“As property prices further increase with the new demand, it makes it more difficult for young Australians who don’t have a large superannuation to get into the market,” she said.
“I personally believe it helps those who already have a more secure financial future to the detriment of those who need it more.”
Lendi Group chief executive David Hyman has similarly said that the Super Home Buyer Scheme “steers in the right direction” when addressing housing affordability, but it has limitations.
He referred to Australian Bureau of Statistics (ABS) data, which showed the median super balance for consumers aged between 25-34 was around $25,000 in June – meaning the proposed scheme would be more beneficial to first home buyers on higher incomes.
CoreLogic has done the maths, calculating that a consumer in the 25-34 age range with a median super balance would only be able to withdraw around $10,000 under the scheme – which would only stack up to around 1 per cent of a median home deposit in Australia.
“Additionally, allowing first home buyers to enter the property market using their superannuation is likely to stimulate housing demand, pushing housing prices up even further and eliminating some of the benefits of dipping into your super in the first place,” Mr Hyman said.
He added that ultimately, consumers will need advice and “brokers play a pivotal role in helping customers protect their best interests and maximise opportunities”.
Bumping up demand without increasing supply: Domain
Meanwhile Domain chief of economics and research Nicola Powell commented that previous home ownership schemes from the government had increased demand and pushed up house prices.
“Historically we’ve seen schemes like this increase demand amongst a certain demographic leading to higher demand for similarly priced homes, and subsequently push up property prices at the more affordable end of the housing market,” Dr Powell said.
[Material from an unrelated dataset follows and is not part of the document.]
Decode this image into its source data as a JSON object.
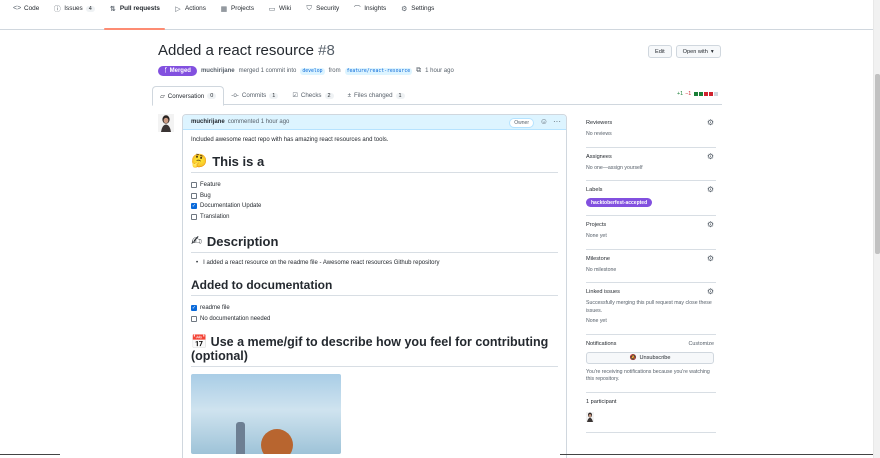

“The benefit of this scheme not having an end date currently, is that this increased demand is unlikely to be as concentrated, however, property prices are still likely to grow in response.”
Domain and REA Group have both previously warned that home ownership schemes in this way can have a “catch-22 effect” – helping some enter the market but ultimately bumping up prices further.
Dr Powell also added that the proposed scheme doesn’t balance out the increased demand it would create, by adding more supply to market.
“This scheme doesn’t provide major headway in resolving the supply challenges in the Australian property market, with no clear incentives to purchase a new development,” Dr Powell said.
However, the proposed measure was coupled with another superannuation reform aimed at freeing up larger housing stock – lowering the minimum age for a downsizing incentive.
The measure allows Australians to contribute up to $300,000 from the proceeds of a sale from downsizing a property into their super, outside of the voluntary contributions caps.
Currently, it is only open to Aussies aged 65 and above, and the age limit will slide to 60 from July. But the government has indicated plans to knock a further five years off from the July commencement date, down to a new age limit of 55.
“A possible silver lining is that the scheme goes some way to address the issue of misallocation of housing in Australia (i.e. living in homes that exceed our current needs) and could free up family homes for first home buyers,” Dr Powell said.